TASK REQUIREMENTS - Lines that contain the string "this" are the ones to list; copy all of them from the records.

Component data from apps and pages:
════
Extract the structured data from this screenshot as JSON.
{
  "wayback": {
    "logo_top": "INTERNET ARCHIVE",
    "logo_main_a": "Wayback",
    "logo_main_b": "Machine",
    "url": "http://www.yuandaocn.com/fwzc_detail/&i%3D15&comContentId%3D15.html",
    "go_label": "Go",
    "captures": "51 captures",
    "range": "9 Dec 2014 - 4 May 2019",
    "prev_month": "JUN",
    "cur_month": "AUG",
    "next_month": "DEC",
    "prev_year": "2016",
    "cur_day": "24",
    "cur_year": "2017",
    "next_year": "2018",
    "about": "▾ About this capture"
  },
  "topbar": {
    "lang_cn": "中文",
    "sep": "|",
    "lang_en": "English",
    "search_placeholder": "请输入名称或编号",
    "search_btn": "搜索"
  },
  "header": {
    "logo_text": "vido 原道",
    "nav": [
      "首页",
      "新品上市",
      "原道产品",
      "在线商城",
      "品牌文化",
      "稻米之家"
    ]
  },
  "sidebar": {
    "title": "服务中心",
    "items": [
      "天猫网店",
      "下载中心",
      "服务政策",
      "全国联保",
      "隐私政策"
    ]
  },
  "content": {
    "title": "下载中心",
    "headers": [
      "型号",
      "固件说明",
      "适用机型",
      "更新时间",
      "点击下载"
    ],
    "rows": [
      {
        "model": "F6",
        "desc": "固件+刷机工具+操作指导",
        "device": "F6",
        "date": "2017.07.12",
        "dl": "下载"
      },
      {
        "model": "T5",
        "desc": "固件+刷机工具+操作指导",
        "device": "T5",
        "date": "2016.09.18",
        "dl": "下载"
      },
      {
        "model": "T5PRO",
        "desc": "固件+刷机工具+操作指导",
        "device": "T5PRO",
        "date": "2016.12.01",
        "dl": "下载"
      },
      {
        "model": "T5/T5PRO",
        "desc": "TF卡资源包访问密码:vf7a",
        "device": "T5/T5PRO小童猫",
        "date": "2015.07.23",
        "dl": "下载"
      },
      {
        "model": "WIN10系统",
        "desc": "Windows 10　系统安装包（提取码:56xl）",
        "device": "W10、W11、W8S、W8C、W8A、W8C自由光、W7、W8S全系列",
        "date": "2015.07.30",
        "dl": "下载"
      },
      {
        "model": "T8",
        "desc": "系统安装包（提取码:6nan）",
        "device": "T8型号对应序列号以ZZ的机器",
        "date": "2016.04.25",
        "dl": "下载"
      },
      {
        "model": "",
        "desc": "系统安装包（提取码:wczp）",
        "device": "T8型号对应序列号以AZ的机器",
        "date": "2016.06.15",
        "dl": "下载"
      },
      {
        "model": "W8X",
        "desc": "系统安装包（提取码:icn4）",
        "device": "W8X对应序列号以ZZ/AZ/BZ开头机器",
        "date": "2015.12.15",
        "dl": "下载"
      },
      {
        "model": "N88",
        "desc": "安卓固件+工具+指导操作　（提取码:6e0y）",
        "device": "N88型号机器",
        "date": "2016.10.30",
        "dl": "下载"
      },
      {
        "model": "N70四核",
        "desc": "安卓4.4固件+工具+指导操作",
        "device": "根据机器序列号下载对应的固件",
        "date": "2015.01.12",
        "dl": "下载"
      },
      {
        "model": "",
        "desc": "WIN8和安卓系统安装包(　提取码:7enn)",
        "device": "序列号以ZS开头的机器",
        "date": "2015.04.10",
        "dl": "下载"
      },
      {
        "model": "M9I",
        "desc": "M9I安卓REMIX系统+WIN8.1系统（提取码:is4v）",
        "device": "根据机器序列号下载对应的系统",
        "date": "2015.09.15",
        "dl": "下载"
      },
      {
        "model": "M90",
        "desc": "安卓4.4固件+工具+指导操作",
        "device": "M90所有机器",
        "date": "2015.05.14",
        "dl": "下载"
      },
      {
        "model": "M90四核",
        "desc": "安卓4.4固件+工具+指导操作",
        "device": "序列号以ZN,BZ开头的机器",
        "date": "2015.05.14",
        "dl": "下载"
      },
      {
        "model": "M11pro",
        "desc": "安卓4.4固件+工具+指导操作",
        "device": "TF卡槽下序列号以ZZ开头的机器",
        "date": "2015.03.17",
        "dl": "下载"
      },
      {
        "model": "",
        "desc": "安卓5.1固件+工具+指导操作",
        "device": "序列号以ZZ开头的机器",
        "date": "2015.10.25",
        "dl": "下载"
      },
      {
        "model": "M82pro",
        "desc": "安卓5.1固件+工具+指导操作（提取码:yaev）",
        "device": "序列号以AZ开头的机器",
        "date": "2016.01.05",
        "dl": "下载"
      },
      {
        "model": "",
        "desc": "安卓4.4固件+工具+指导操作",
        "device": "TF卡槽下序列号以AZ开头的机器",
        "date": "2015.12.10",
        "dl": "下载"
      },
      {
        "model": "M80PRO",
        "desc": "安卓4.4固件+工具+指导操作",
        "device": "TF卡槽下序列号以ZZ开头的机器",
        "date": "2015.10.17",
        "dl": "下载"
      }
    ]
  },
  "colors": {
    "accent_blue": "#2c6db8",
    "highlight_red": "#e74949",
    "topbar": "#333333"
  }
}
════
EXPECTED OUTPUT -
Extract the structured data from this screenshot as JSON.
    "about": "▾ About this capture"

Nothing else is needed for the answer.